The Mission District in San Francisco is a gateway immigrant community; 44% of residents do not have credit histories. Mission Asset Fund set out to change this by piloting the first Lending Circles program—Cestas Populares—in San Francisco’s Mission District in 2008. On average, our participants see an increase of 49 points in their credit score after participating for just six months. Then our dream got bigger: we wanted to see if we could bring this to other communities. We got excited just thinking about the potential benefits that this model could have on other communities. We got funding to expand and evaluate our idea but we continue to run the Cestas program in the Mission District. We are proud to say we are supporting other organizations to bring Lending Circles to other communities who need it.
What are informal lending circles?
A lending circle is when people get together to form a group loan. Everyone in the group contributes money to the loan, and everyone gets a chance at taking the loan out. People across the world organize loans between friends or family without a financial institution all the time. This practice is known by many different names across the world: Susus throughout Africa, Paluwagan in the Philippines, Lun-hui in China, and Tandas in Mexico. Participants may not have access to a bank, or may not be a good candidate for a traditional loan, or they may just prefer getting loans from people they know and trust.
How do informal lending circles work?
A small group of people come together, agree on how much they will put into the general fund each month, and they hold each other to it. Let’s say a group of five people agreed to contribute $10 per month for five months, at the end of each month, one person from the group gets $50. You keep going until everyone has had a chance at the $50. This is a popular way for people who don’t have bank accounts, who want to save money, or who can't get approved for mainstream loans to get access to capital. By relying on our neighbors, everyone benefits. These groups have an organizer who makes sure everyone makes their contributions on time, collects the contributions by keeping them somewhere at home or placing them in a private bank account. The organizer also distributes payments to the members and keeps track of whose turn it is to receive a distribution.

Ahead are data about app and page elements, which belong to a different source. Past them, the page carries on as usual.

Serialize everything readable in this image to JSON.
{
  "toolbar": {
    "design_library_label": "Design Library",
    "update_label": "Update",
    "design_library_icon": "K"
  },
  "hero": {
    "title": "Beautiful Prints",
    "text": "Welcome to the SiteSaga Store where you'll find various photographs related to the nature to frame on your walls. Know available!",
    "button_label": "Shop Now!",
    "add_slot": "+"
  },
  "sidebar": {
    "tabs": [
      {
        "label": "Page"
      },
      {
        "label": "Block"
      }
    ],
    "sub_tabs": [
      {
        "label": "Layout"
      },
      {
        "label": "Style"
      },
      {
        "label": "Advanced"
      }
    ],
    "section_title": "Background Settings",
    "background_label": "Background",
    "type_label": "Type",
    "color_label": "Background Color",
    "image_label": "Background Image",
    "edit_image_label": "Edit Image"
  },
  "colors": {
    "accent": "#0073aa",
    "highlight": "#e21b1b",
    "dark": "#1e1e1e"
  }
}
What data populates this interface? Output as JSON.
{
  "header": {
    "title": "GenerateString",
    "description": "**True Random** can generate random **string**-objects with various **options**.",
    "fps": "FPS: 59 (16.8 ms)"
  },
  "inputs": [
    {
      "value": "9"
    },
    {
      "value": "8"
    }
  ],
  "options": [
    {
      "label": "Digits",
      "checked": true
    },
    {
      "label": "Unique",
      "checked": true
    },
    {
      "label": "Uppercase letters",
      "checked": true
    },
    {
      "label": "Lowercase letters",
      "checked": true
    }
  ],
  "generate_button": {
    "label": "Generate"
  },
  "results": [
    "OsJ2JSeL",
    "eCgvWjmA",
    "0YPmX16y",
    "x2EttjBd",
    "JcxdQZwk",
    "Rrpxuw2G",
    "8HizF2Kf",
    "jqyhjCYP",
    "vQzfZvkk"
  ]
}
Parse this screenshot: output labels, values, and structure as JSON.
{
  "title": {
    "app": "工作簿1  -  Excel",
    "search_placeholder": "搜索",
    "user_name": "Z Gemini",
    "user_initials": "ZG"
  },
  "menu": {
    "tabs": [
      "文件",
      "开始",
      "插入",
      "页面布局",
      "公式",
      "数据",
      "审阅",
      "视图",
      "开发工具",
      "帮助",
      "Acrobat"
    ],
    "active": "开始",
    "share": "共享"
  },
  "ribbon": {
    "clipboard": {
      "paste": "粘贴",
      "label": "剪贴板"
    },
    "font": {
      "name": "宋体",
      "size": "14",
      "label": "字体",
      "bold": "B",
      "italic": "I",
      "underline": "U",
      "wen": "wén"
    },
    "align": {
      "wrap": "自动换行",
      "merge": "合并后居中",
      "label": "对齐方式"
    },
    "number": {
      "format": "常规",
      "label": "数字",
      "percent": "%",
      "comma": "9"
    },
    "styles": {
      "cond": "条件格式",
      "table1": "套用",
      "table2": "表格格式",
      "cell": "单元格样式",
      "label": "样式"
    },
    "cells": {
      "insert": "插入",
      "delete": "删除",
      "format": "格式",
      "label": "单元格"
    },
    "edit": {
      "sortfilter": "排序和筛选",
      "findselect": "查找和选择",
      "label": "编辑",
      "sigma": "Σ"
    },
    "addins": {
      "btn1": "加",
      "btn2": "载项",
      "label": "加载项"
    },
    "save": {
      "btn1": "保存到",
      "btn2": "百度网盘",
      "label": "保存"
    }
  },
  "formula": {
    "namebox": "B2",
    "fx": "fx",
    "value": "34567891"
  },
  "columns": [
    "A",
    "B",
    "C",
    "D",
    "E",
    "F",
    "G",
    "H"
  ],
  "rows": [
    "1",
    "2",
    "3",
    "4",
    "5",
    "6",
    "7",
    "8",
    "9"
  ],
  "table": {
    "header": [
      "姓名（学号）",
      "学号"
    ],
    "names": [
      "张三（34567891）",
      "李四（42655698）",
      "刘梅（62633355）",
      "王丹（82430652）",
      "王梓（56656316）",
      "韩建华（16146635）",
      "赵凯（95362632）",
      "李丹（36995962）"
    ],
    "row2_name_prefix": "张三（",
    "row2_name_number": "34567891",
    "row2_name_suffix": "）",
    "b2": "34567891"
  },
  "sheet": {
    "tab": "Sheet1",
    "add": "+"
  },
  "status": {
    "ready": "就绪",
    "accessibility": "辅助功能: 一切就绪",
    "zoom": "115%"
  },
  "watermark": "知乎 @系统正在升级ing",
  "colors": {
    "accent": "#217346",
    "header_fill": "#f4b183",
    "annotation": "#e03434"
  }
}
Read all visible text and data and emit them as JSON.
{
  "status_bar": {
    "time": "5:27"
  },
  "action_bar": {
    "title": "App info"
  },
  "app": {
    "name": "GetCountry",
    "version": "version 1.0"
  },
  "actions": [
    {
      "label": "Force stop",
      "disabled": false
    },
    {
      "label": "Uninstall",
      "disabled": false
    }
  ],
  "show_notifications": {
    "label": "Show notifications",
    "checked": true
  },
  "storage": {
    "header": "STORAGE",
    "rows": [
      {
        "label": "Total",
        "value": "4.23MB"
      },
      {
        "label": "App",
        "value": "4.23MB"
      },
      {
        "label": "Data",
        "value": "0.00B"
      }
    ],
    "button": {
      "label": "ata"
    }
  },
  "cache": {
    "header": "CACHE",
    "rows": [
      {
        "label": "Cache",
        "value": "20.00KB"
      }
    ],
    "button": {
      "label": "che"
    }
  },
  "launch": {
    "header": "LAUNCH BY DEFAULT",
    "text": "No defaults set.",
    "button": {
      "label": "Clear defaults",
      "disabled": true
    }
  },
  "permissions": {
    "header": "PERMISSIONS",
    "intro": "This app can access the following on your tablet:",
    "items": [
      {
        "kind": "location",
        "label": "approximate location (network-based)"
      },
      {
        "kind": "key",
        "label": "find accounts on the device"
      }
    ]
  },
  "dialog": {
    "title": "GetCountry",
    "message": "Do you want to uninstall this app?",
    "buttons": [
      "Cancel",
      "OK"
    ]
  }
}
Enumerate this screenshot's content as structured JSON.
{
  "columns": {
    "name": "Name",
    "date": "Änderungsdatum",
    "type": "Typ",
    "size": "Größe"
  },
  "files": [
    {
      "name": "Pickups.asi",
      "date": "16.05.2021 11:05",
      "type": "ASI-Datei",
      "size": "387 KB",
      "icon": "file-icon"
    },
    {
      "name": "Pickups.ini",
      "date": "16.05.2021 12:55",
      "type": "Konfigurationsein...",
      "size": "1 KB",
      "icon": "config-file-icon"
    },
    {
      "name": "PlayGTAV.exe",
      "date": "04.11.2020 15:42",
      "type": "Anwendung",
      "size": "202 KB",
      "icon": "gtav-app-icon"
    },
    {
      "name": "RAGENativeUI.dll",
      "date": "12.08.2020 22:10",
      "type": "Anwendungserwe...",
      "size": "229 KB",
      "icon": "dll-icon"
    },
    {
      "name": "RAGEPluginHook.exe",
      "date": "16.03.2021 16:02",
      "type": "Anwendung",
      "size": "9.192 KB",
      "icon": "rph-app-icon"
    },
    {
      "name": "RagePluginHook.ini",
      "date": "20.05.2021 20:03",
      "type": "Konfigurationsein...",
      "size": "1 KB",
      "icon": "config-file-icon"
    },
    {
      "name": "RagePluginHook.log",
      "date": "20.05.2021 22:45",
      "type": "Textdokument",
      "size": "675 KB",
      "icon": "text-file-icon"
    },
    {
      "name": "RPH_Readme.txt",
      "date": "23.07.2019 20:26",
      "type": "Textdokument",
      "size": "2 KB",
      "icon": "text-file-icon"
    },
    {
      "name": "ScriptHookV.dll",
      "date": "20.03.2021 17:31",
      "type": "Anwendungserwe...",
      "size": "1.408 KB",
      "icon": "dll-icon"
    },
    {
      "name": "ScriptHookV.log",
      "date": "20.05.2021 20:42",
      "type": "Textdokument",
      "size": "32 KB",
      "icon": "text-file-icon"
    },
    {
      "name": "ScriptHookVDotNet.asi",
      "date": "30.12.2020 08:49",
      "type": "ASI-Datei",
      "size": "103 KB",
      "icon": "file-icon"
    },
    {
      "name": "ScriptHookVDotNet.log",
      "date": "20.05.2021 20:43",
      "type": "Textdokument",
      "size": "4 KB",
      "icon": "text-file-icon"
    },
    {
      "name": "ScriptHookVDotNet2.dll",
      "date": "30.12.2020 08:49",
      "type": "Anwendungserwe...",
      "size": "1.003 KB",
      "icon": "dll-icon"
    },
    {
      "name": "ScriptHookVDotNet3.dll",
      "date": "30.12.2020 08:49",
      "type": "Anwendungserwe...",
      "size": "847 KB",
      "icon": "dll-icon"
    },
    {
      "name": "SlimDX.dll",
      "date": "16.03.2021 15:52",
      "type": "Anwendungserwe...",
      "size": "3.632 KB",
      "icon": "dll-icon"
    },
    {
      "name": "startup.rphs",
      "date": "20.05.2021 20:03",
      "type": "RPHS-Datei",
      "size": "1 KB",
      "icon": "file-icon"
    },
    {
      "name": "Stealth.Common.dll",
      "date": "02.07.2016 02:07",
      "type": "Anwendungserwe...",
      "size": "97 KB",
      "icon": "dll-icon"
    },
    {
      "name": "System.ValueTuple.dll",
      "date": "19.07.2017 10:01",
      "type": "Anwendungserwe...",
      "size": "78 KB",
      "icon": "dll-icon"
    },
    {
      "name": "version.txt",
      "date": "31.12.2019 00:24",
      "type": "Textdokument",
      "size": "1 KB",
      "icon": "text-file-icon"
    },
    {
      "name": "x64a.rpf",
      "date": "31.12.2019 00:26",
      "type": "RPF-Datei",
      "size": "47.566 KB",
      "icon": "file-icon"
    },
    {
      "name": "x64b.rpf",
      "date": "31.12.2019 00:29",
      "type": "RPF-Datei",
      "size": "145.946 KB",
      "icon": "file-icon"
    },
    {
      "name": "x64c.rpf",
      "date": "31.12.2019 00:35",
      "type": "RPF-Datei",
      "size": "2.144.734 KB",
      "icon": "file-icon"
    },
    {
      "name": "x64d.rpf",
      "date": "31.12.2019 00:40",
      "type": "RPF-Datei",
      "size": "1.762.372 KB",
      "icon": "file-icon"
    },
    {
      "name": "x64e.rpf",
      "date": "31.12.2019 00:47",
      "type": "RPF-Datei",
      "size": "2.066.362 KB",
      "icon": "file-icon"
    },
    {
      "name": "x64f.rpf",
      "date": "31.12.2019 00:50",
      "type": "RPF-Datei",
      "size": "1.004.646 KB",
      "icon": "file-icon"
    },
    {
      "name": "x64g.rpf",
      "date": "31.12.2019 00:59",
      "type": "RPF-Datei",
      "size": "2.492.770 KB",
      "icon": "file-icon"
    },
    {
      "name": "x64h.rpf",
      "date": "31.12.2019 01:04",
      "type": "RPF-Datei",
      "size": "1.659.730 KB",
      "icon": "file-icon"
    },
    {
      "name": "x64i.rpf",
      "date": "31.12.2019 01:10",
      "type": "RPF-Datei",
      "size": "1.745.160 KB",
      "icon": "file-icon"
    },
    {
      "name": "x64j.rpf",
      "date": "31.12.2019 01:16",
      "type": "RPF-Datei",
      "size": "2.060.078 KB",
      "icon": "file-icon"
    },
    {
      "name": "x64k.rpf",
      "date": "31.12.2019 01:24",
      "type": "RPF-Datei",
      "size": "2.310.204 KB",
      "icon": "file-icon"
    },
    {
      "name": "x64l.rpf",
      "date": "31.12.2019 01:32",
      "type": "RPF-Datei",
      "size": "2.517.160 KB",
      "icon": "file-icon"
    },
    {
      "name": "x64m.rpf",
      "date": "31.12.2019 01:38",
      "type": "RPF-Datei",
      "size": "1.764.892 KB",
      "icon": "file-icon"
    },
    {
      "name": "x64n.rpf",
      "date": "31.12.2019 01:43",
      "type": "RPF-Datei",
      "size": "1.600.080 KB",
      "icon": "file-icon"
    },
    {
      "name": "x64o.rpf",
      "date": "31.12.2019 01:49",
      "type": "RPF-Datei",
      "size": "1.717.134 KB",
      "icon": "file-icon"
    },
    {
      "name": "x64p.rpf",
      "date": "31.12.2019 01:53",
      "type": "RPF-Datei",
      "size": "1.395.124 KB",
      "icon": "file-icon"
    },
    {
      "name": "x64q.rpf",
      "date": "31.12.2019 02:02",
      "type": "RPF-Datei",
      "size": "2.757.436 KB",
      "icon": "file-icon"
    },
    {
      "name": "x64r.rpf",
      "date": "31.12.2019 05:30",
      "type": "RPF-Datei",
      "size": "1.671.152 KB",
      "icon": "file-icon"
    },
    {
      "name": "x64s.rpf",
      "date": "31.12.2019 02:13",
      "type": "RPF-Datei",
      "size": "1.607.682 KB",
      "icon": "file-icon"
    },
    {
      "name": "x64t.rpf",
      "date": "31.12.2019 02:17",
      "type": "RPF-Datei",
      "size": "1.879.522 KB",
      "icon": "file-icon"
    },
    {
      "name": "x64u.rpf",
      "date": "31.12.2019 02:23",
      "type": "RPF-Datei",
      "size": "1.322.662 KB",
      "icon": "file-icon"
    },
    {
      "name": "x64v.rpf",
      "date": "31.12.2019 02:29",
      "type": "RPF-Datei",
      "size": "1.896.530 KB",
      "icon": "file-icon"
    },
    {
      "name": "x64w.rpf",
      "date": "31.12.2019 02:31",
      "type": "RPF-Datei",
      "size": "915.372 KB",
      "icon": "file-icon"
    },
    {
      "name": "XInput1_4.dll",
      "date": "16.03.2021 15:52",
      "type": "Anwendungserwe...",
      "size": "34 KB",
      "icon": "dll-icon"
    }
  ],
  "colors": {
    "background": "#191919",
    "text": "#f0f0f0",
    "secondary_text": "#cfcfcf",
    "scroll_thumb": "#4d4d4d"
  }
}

Many of our clients come to us with a bad taste in their mouth from a prior experience with an informal lending circle. We have heard heartbreaking stories about how one person in the group walked away with the loan and never repaid it, actually causing everyone else to lose money. Besides this risk, the other downside to an informal lending circle is that it doesn’t do anything to build your credit. While you may be able to get loans from your neighbors, you still can’t get one from a bank. Without credit, it’s hard to find apartments, build a business or even get a loan for school.
How is MAF's Lending Circles Program different?
We stay true to the roots of informal lending traditions found across the globe. This tried-and-true way of providing loans feels very comfortable and familiar. We speak the same language, we’re not in it for the gain, and we’re part of the community. Lending Circles helps low-income individuals get loans, build credit histories and learn to use loans wisely.
Here’s an example of how it works: Maria, Juan, Sylvie and Josh have a lending circle together and each puts in $100 per month. Each month, they take turns getting $400 until everyone has had a turn. Maria needs $400 to buy equipment for her business. Juan has supplies for school. Sylvie has credit card debt she is paying down. And Josh is expecting a tax bill. With financial classes, they can better manage their money and meet financial goals. Every time they make a payment on time, it’s reported to the credit bureau. The result? Everyone gets and pays back a loan of $400 over the four months. And all the participants see an average credit score increase of 49 points in just six months.